Interface dataset entries:

*** Block opens ***

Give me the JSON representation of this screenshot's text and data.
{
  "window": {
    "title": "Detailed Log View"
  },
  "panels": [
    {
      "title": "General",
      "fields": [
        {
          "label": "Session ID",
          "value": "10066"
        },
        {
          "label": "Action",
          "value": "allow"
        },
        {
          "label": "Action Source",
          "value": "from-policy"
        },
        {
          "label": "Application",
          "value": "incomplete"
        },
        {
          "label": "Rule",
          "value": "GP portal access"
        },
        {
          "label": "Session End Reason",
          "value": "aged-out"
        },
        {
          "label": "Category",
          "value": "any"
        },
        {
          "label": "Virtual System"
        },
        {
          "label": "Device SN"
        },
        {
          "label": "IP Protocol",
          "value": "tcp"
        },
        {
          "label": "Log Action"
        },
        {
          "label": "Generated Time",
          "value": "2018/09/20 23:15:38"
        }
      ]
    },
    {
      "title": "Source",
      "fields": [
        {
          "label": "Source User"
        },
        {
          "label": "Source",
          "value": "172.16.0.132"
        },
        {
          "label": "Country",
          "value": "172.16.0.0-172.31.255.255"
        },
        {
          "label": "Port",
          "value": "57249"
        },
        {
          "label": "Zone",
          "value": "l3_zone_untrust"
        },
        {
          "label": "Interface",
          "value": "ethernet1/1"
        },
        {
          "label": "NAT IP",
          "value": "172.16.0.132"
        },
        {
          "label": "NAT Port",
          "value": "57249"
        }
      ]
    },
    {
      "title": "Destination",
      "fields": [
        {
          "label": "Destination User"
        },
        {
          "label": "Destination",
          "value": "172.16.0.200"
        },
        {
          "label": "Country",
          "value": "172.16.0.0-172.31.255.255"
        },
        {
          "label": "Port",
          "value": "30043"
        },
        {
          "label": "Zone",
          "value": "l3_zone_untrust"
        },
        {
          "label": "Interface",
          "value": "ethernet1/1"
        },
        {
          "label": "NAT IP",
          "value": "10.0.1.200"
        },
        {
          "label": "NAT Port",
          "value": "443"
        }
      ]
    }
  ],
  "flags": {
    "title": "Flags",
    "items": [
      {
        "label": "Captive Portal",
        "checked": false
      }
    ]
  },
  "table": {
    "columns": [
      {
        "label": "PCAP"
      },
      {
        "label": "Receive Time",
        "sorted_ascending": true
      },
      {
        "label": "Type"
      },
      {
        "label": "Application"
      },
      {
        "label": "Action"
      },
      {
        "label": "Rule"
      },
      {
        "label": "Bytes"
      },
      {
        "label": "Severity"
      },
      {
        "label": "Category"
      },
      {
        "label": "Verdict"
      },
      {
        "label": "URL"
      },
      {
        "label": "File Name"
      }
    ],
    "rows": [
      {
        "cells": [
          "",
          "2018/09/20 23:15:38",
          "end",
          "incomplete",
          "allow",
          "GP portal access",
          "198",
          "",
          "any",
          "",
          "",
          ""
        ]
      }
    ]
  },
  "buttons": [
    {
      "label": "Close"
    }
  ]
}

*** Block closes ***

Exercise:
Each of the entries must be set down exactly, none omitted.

Exercise result:
Give me the JSON representation of this screenshot's text and data.
{
  "window": {
    "title": "Detailed Log View"
  },
  "panels": [
    {
      "title": "General",
      "fields": [
        {
          "label": "Session ID",
          "value": "10066"
        },
        {
          "label": "Action",
          "value": "allow"
        },
        {
          "label": "Action Source",
          "value": "from-policy"
        },
        {
          "label": "Application",
          "value": "incomplete"
        },
        {
          "label": "Rule",
          "value": "GP portal access"
        },
        {
          "label": "Session End Reason",
          "value": "aged-out"
        },
        {
          "label": "Category",
          "value": "any"
        },
        {
          "label": "Virtual System"
        },
        {
          "label": "Device SN"
        },
        {
          "label": "IP Protocol",
          "value": "tcp"
        },
        {
          "label": "Log Action"
        },
        {
          "label": "Generated Time",
          "value": "2018/09/20 23:15:38"
        }
      ]
    },
    {
      "title": "Source",
      "fields": [
        {
          "label": "Source User"
        },
        {
          "label": "Source",
          "value": "172.16.0.132"
        },
        {
          "label": "Country",
          "value": "172.16.0.0-172.31.255.255"
        },
        {
          "label": "Port",
          "value": "57249"
        },
        {
          "label": "Zone",
          "value": "l3_zone_untrust"
        },
        {
          "label": "Interface",
          "value": "ethernet1/1"
        },
        {
          "label": "NAT IP",
          "value": "172.16.0.132"
        },
        {
          "label": "NAT Port",
          "value": "57249"
        }
      ]
    },
    {
      "title": "Destination",
      "fields": [
        {
          "label": "Destination User"
        },
        {
          "label": "Destination",
          "value": "172.16.0.200"
        },
        {
          "label": "Country",
          "value": "172.16.0.0-172.31.255.255"
        },
        {
          "label": "Port",
          "value": "30043"
        },
        {
          "label": "Zone",
          "value": "l3_zone_untrust"
        },
        {
          "label": "Interface",
          "value": "ethernet1/1"
        },
        {
          "label": "NAT IP",
          "value": "10.0.1.200"
        },
        {
          "label": "NAT Port",
          "value": "443"
        }
      ]
    }
  ],
  "flags": {
    "title": "Flags",
    "items": [
      {
        "label": "Captive Portal",
        "checked": false
      }
    ]
  },
  "table": {
    "columns": [
      {
        "label": "PCAP"
      },
      {
        "label": "Receive Time",
        "sorted_ascending": true
      },
      {
        "label": "Type"
      },
      {
        "label": "Application"
      },
      {
        "label": "Action"
      },
      {
        "label": "Rule"
      },
      {
        "label": "Bytes"
      },
      {
        "label": "Severity"
      },
      {
        "label": "Category"
      },
      {
        "label": "Verdict"
      },
      {
        "label": "URL"
      },
      {
        "label": "File Name"
      }
    ],
    "rows": [
      {
        "cells": [
          "",
          "2018/09/20 23:15:38",
          "end",
          "incomplete",
          "allow",
          "GP portal access",
          "198",
          "",
          "any",
          "",
          "",
          ""
        ]
      }
    ]
  },
  "buttons": [
    {
      "label": "Close"
    }
  ]
}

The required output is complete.